## To do:
Among these records, which lines include "Shifting"? Copy them out.

Page and application data records:
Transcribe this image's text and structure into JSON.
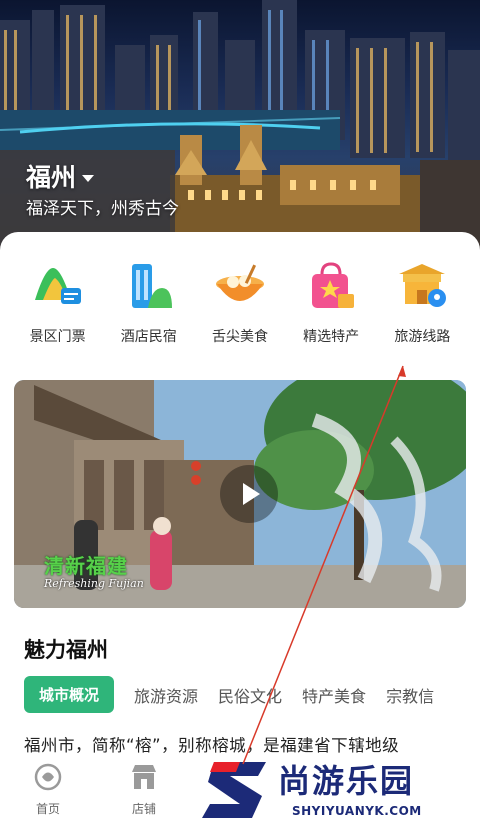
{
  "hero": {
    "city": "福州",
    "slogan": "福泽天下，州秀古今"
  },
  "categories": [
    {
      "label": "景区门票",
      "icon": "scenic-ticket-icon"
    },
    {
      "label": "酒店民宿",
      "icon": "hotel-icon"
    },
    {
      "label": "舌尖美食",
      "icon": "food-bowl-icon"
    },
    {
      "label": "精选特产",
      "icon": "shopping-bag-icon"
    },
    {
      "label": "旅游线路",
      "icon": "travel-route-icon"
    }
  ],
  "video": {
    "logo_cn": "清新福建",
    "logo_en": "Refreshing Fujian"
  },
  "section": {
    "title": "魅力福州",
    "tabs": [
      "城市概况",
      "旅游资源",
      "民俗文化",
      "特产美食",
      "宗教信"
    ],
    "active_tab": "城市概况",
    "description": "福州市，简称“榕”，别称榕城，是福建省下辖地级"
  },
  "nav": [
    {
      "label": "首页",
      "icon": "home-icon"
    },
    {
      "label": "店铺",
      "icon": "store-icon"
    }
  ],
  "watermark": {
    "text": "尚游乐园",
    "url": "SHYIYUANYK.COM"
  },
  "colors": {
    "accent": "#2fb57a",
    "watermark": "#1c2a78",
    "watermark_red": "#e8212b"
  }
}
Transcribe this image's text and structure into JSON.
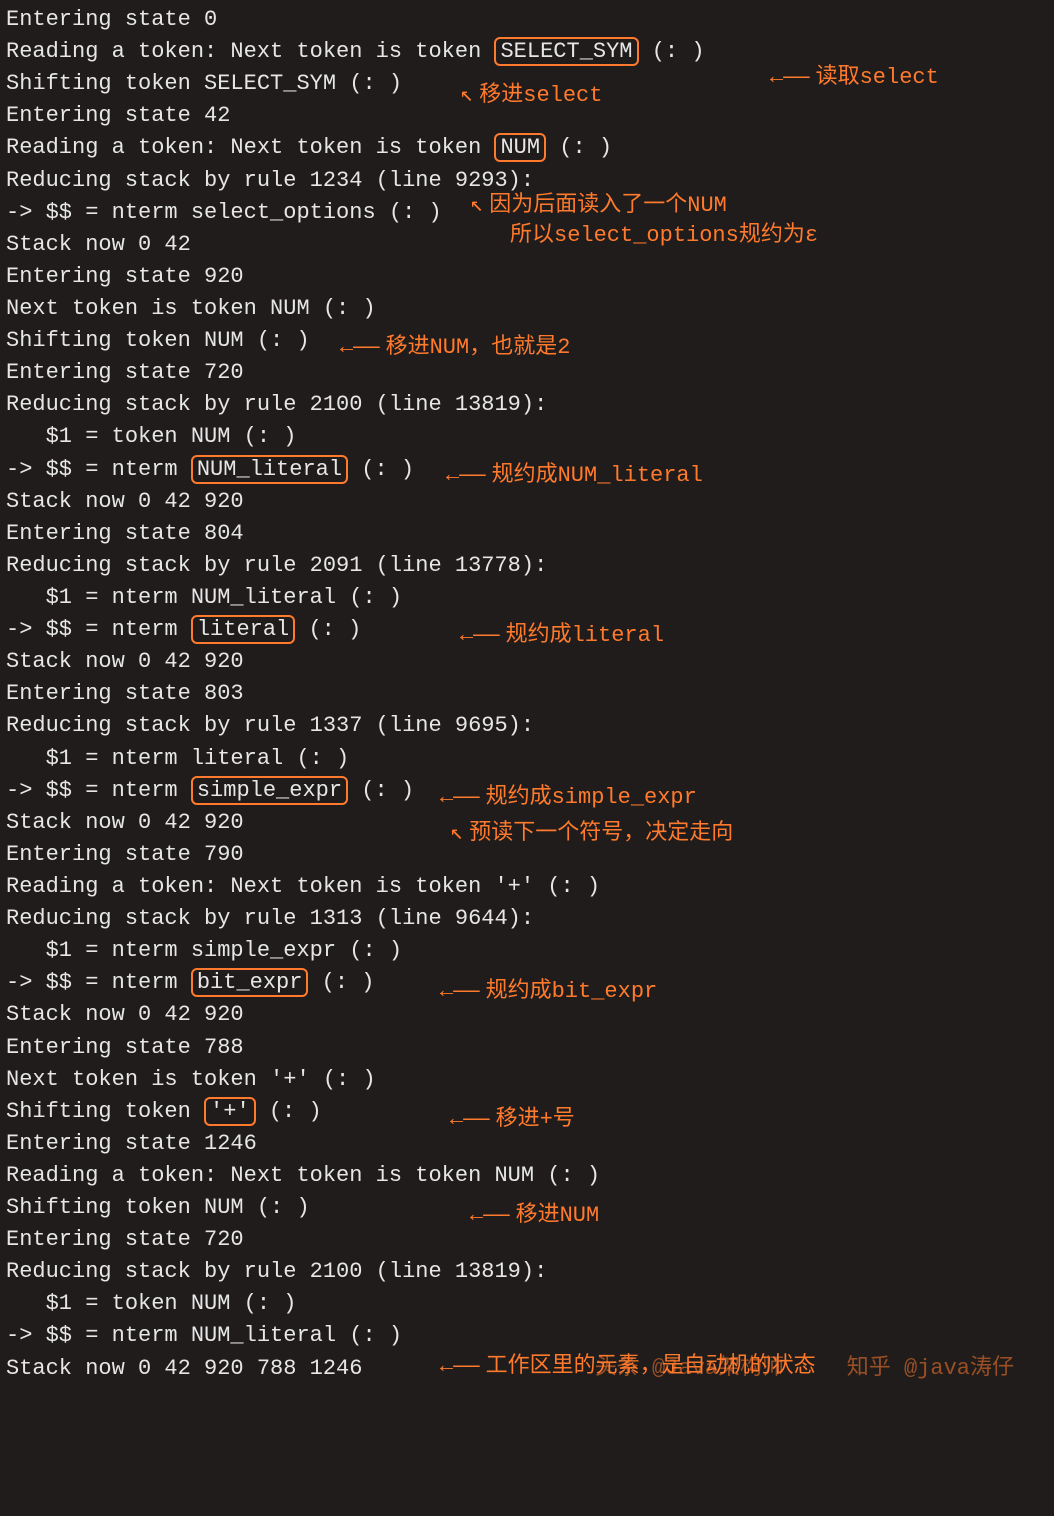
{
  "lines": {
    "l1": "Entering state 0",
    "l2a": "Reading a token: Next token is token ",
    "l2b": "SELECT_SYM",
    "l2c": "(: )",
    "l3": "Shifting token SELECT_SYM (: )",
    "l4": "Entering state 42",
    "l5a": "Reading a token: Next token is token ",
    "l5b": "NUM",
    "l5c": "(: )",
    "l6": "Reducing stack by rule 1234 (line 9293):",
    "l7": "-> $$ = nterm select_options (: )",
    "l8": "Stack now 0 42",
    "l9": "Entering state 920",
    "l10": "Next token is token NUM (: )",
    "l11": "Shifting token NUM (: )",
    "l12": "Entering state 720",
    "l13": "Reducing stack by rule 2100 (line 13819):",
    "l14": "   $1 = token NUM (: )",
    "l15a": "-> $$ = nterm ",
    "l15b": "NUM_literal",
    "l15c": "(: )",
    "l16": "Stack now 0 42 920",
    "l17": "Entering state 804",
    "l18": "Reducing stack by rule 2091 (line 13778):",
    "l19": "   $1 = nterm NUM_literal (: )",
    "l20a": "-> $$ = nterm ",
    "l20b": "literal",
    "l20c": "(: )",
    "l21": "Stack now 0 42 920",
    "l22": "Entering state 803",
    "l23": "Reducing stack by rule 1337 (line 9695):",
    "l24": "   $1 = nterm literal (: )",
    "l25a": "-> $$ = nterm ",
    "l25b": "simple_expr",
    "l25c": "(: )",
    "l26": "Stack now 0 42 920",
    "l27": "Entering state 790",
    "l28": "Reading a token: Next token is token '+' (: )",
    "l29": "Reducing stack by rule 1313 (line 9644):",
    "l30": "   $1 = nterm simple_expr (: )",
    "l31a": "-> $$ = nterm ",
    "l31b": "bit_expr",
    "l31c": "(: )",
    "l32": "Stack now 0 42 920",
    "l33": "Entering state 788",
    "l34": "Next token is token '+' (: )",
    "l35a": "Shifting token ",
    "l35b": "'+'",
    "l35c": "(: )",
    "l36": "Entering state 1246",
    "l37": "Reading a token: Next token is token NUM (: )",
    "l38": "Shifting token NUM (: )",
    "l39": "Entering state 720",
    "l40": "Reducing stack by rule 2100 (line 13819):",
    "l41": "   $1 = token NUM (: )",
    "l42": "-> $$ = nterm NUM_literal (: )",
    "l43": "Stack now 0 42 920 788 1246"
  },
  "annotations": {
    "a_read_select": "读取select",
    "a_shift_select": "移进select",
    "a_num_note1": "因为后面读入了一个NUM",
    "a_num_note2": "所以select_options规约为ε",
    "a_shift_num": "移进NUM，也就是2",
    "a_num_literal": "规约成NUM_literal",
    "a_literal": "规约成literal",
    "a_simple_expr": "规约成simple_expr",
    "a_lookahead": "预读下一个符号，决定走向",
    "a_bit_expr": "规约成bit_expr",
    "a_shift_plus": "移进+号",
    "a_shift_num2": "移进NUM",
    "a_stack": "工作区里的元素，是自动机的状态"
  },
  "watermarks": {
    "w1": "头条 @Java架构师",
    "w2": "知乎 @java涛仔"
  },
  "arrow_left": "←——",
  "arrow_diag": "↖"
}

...

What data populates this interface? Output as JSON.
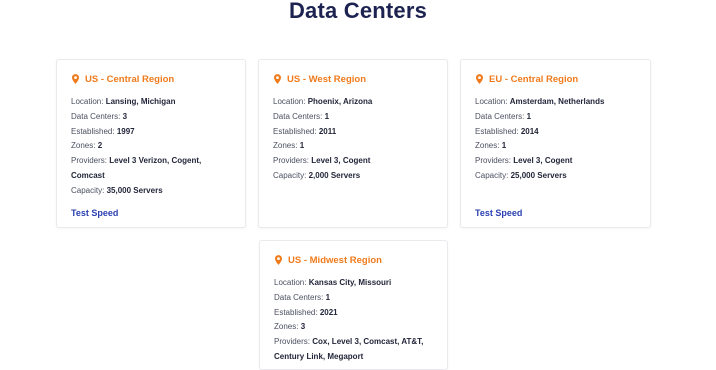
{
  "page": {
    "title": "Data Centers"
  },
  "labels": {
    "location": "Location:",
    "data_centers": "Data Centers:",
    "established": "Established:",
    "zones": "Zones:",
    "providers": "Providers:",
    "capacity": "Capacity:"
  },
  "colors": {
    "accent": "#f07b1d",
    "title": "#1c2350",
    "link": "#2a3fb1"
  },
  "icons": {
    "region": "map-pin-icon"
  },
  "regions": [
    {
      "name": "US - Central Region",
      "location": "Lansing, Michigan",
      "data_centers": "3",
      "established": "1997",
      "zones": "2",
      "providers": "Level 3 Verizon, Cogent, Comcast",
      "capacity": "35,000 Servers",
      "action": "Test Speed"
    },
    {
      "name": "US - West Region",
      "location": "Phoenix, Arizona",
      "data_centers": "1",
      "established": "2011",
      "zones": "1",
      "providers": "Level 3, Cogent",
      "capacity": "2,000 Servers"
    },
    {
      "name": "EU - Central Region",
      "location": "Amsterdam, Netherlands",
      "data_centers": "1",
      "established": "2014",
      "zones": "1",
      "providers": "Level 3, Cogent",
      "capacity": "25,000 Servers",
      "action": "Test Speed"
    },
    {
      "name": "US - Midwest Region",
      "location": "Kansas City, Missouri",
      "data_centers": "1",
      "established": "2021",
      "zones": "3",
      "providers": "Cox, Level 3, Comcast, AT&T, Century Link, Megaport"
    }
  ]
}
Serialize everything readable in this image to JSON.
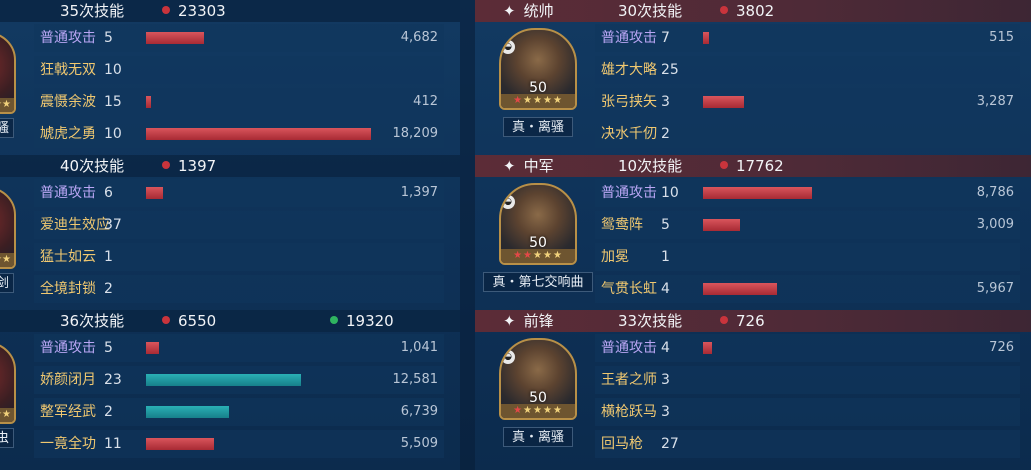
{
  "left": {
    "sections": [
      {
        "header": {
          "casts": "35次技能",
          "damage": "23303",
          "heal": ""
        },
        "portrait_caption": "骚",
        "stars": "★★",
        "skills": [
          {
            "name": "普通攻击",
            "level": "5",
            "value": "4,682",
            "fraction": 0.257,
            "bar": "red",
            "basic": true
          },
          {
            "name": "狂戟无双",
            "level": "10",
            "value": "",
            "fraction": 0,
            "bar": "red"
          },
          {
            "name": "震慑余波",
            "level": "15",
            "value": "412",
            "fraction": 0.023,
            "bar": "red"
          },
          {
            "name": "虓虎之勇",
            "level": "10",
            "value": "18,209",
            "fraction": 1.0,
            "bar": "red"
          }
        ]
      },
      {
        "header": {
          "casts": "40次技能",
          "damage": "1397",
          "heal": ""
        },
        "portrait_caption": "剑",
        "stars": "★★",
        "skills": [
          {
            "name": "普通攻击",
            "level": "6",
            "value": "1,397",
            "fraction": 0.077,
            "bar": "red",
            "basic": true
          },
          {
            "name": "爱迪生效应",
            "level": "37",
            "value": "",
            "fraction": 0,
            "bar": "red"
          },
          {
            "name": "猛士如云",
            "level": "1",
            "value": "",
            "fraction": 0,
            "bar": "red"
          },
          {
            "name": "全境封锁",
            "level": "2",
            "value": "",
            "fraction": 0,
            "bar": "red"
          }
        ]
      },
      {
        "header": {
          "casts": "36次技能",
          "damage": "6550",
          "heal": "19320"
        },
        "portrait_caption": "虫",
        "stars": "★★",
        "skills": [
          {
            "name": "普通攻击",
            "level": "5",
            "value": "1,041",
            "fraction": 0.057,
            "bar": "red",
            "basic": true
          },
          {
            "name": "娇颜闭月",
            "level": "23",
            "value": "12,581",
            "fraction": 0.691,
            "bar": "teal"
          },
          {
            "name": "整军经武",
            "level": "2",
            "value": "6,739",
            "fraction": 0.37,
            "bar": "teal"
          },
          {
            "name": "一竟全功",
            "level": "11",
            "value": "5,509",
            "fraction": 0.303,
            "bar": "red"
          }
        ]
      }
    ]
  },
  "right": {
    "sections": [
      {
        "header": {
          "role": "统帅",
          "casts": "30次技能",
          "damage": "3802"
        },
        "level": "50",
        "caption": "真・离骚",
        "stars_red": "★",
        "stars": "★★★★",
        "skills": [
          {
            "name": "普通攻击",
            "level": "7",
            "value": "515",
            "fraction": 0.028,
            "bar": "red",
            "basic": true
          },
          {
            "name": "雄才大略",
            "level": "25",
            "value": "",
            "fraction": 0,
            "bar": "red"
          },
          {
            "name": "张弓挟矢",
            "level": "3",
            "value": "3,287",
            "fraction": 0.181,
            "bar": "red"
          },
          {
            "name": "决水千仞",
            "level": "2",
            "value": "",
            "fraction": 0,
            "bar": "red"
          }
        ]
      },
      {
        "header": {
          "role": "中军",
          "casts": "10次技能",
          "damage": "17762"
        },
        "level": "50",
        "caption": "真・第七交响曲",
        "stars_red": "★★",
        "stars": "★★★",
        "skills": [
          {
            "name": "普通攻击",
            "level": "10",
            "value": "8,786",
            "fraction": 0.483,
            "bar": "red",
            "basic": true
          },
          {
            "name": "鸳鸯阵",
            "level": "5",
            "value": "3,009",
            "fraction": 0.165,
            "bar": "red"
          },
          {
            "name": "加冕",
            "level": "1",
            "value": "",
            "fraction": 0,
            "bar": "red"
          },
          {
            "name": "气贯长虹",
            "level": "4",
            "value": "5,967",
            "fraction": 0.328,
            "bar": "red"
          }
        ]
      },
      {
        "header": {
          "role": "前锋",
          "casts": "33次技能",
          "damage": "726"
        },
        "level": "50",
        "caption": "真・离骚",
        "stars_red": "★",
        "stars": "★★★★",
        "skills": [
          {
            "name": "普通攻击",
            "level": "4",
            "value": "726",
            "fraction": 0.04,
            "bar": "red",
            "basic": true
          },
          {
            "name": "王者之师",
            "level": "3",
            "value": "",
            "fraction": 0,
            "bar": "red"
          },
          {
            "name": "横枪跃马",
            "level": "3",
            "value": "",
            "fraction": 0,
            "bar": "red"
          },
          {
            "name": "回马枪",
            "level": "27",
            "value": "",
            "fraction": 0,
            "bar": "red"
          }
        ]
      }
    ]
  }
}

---

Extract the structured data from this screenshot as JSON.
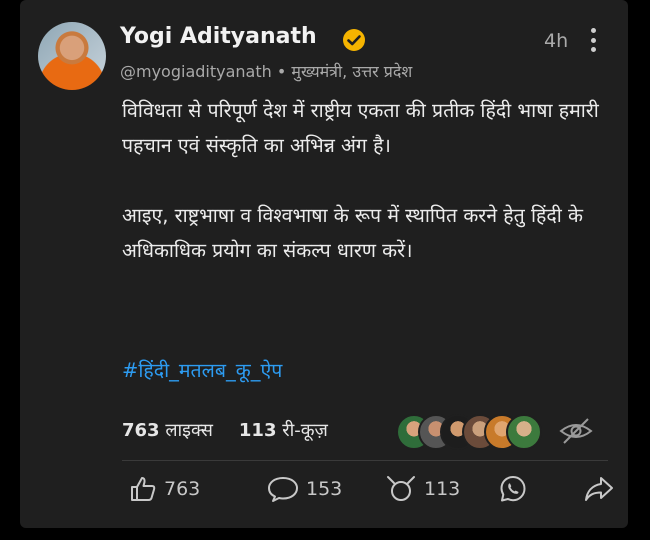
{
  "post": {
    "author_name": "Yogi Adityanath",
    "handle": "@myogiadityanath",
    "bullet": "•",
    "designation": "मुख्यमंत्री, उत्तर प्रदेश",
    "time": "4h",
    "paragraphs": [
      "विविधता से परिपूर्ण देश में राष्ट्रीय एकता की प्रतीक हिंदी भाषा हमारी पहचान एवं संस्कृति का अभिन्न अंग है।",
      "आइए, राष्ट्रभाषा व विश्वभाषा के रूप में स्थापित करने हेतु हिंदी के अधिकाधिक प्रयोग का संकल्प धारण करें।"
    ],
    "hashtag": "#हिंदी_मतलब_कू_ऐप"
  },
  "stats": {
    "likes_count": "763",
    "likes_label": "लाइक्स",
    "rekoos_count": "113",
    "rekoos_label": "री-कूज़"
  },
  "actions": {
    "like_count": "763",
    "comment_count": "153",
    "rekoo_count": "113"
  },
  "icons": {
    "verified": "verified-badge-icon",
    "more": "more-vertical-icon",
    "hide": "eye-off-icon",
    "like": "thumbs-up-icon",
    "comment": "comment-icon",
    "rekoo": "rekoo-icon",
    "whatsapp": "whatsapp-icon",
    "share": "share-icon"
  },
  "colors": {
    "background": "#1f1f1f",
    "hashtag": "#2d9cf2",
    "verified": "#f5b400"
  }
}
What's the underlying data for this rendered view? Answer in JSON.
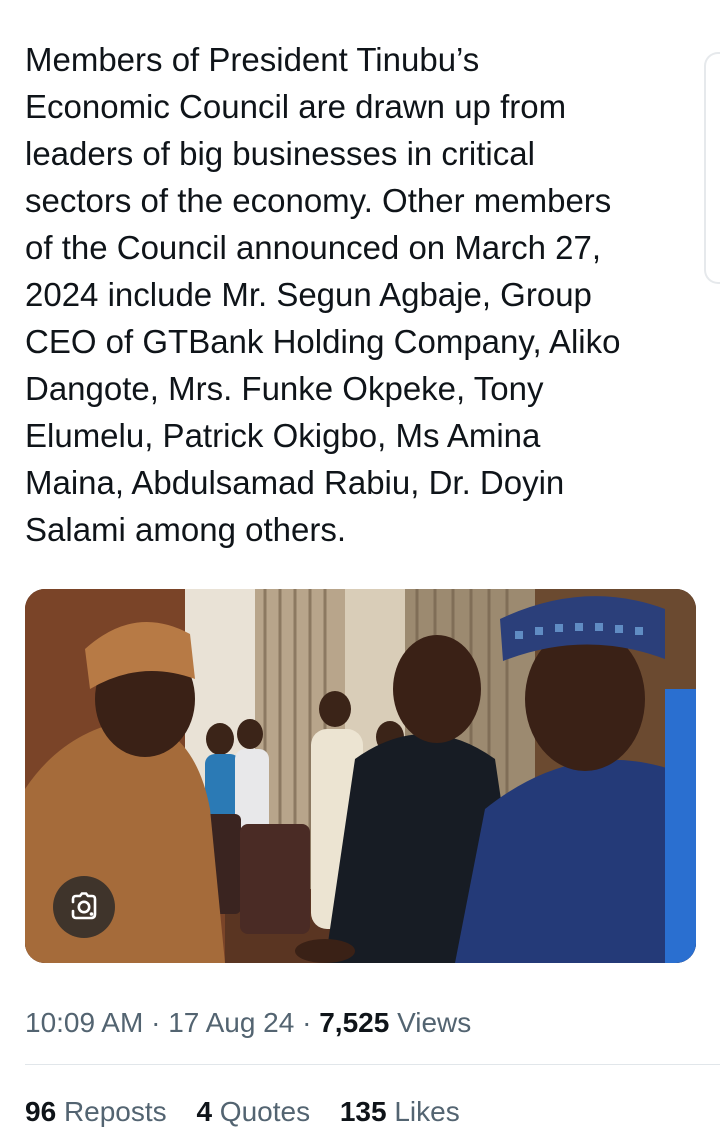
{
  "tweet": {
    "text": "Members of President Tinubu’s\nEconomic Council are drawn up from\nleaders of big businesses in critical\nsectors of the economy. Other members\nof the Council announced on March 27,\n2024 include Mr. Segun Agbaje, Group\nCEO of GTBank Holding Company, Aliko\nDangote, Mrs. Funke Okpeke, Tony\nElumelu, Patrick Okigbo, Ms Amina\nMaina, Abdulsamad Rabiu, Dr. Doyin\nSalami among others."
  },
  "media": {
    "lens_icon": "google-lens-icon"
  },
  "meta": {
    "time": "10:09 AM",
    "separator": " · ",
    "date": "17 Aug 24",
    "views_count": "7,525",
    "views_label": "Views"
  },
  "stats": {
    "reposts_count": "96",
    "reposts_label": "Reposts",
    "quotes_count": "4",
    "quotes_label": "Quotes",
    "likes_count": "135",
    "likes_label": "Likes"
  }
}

## Response:
    "l3": "Shifting token SELECT_SYM (: )",
    "l11": "Shifting token NUM (: )",
    "l35a": "Shifting token ",
    "l38": "Shifting token NUM (: )",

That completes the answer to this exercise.